Since May 2011, CARTHA is a sponsor of Amie Ohlmann’s “The Derek Project” which creates an interdisciplinary forum for educators, artists, and students to collaborate by fusing poetry, literature, history, dance, music, theater, creative writing, and visual art. Bringing people together in the spirit of community and art, this project consists of a series of performance and art workshops at local schools and a culminating performance in public venues outside of schools. The mutual aspirational interests between Amie and CARTHA resulted from an introduction by CARTHA Ambassador Mark C. Ginsberg.
Amie Ohlmann is a second year Language, Literacy, and Culture Ph.D. student in the Teaching and Learning Department of the College of Education at the University of Iowa. Amie received her B.S. in Secondary Education with endorsements in English, speech, and theater from the University of Nebraska-Lincoln and her M.A. in Written Communication from Eastern Michigan University. Before beginning her doctoral studies at the University of Iowa, Amie taught Language Arts for 10 years in diverse high school settings. It is this interest in teaching and literacy that influences her research endeavors. Her academic advisor, Dr. Bonnie Sunstein, has encouraged her to pursue this interest through organizing community events that bring together a diverse group of people. For the last two years, she has helped to organize the National Day on Writing for Iowa City. For this event, a diverse group of writers from young to old, amateur to professional, poets to journalists, have come together to read their work. Her current endeavor is titled The Derek Project in memoriam to her brother who was a young, aspiring artist. The project emerged from Dr. Linda Bolton’s “Art, Ethics, and Justice” class in the English Department of the University of Iowa. One of the core questions in the class is “What can/should art do?” Specifically, art is examined within the concept of our accountability to others in this world. The purpose of The Derek Project is to explore the connection between this accountability to others and power of art to incite awareness and action. To do this, community schools and organizations create interdisciplinary projects fusing literature, visual art, creative writing, history, dance, music, and theater. For the pilot of this project, three classes of West High School art students read Simon J. Ortiz’s book, from Sand Creek, and created paintings to show their interpretations of his writing. Students grappled with such ideas as erased history, distorted memory, shame, guilt, hope, the American Dream, and war. For the culminating event, Ortiz reads from his book and students present their paintings to the community in Iowa City on May 23. The hope is that this project expands to more schools and even beyond Iowa City.

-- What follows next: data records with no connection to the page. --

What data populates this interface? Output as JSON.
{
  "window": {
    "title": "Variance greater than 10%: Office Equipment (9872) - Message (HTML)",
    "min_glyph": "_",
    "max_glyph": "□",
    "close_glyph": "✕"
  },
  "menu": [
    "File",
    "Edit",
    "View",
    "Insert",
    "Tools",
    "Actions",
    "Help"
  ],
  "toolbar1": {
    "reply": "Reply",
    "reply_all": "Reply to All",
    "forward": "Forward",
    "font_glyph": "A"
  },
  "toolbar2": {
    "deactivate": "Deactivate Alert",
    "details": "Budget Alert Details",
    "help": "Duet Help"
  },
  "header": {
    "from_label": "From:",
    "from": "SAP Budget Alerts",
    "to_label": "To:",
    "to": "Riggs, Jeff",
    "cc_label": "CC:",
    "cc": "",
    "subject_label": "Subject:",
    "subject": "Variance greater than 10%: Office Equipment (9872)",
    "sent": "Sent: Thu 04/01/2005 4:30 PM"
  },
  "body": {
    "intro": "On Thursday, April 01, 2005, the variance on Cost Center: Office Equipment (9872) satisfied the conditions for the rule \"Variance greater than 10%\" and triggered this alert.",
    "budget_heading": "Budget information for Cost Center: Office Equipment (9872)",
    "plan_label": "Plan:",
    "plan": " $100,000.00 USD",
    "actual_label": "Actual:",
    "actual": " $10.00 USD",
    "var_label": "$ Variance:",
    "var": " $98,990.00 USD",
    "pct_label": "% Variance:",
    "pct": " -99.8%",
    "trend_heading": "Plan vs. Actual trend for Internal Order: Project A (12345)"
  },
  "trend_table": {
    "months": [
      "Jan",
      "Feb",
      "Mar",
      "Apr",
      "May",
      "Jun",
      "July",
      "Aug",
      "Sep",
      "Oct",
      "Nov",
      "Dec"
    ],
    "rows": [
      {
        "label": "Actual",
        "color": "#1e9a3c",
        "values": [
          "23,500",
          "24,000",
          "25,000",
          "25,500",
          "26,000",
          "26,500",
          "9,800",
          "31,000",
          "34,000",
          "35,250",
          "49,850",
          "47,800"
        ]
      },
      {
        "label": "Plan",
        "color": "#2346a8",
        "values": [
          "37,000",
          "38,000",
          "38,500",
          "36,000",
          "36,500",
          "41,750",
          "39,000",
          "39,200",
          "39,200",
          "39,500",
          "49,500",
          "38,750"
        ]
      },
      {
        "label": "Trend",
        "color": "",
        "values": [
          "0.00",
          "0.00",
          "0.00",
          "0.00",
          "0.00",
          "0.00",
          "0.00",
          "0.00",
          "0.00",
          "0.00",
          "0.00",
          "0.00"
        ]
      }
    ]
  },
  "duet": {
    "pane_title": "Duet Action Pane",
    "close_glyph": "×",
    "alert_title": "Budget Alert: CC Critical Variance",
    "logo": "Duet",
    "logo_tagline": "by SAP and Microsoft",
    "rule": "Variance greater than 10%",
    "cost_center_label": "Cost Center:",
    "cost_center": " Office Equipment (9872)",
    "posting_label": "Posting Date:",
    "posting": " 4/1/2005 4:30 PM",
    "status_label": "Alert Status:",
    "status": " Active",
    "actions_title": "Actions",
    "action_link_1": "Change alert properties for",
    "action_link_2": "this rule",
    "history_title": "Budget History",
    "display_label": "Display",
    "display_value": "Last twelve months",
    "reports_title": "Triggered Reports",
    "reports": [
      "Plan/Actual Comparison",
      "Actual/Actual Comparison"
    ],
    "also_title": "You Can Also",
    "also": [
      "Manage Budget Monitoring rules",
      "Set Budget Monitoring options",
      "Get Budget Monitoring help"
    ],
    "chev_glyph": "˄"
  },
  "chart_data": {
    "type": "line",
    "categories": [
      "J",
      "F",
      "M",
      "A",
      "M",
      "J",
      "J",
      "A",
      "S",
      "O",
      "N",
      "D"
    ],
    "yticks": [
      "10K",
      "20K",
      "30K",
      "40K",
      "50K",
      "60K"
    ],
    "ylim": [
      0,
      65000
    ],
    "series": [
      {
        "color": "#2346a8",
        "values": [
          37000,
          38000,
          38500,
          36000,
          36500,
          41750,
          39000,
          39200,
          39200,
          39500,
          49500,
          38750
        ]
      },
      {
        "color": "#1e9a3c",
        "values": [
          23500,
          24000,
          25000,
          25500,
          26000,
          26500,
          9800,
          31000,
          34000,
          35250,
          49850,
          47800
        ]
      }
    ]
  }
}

In May 2011, as Amie Ohlmann joined as a new CARTHA Fellow designing and leading complementary volunteer programs with CARTHA which would help cultivate Collaborative Doers (including especially those individuals interested in the advancement of The Derek Project). Amie wrote the following about her emerging affiliation and aspirations crafted with CARTHA:
"The core of CARTHA, built on the foundation of innovation, dignity, respect, transformation, sustainability, and collaboration, are the same building blocks which began the concept of The Derek Project. Just in the brief time from the beginning of May 2011 when I met Usha, CARTHA’s founder, in a meeting organized by newly appointed CARTHA Ambassador, Mark Ginsberg, I have had the opportunity to meet some wonderful people. From these brief meetings, potential for collaborations arose and already the horizons for the project have expanded. More importantly, these meetings have emphasized that collaborations are not primarily about projects, but more about people and what we can accomplish collectively rather than individually. Certainly, in the time I have already spent with Usha, I have seen the C2G2 Training Model, CARTHA’s framework, in action. For instance, within two meetings, I have been networked with people who have similar concerns about literacy and community. I can tell that this is only the beginning, though. The idea of Collaborative Doers is that they stay in motion, working toward greater good on local, national and global levels. CARTHA helps people to do just that."